Mark Slater, president of Newmark Media in Addison, Ill, a specialist in the distribution of health and diet books in supermarkets and natural food stores, said these books help sell other products as well.
"We schedule many promotions to tie in with national promotions of certain foods," said Slater. "Consumers are becoming more aware of the health value of soy and soy products. April is National Soy Month, and we are putting together a floor display of books dealing with tofu and soy.
"Books that perform best are those that are about healthy cooking, and those that are about certain health problems like diabetes and chronic fatigue," said Slater. One category showing strong interest is juicing, he noted.
Among the best-selling titles that Newmark distributes to supermarkets are: "Tofu Cookery," "Tofu Quick and Easy," "Your Organic Kitchen," "Dr. Atkins Quick & Easy Diet Cookbook," "What Your Doctor May Not Tell You about Menopause," "Eat Right 4 Your Own Type," "Art of Cooking for the Diabetic," "Juicing for Life" "Chronic Fatigue," and "Fibromyalgia."
Slater said that books are usually merchandised in stores by integrating them with other products, or in those stores that are embracing whole health, especially those utilizing a store-within-a-store format.
One chain Newmark has worked with is Copps Food Centers, Stevens Point, Wis., which has 23 stores, 20 with natural food departments.
Russell Haines, natural foods merchandiser for Copps, pointed out that space considerations limit the number of health, fitness and diet books in many of the stores. "But in Madison and Green Bay, where the stores have 5-foot racks, books do exceptionally well," he said.
Haines pointed out that Newmark reviews the sales of books and replaces those that are slow, usually with a title in the same category.

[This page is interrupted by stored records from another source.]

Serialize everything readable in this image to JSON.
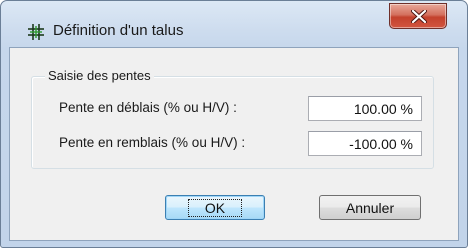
{
  "window": {
    "title": "Définition d'un talus",
    "icon": "grid-hash-icon",
    "close_icon": "close-x-icon"
  },
  "group": {
    "label": "Saisie des pentes"
  },
  "rows": [
    {
      "label": "Pente en déblais (% ou H/V) :",
      "value": "100.00 %"
    },
    {
      "label": "Pente en remblais (% ou H/V) :",
      "value": "-100.00 %"
    }
  ],
  "buttons": {
    "ok_label": "OK",
    "cancel_label": "Annuler"
  },
  "colors": {
    "title_bar": "#c6d7ec",
    "close_button": "#c3412d",
    "dialog_bg": "#f0f0f0",
    "default_button_border": "#3c7fb1"
  }
}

"One of the promotions we have coming up is for 'Your Organic Kitchen,' by Jesse Ziff Cool, and we will cross-merchandise it in the produce department. It will tie in with the author's appearance on 'The Food Network."'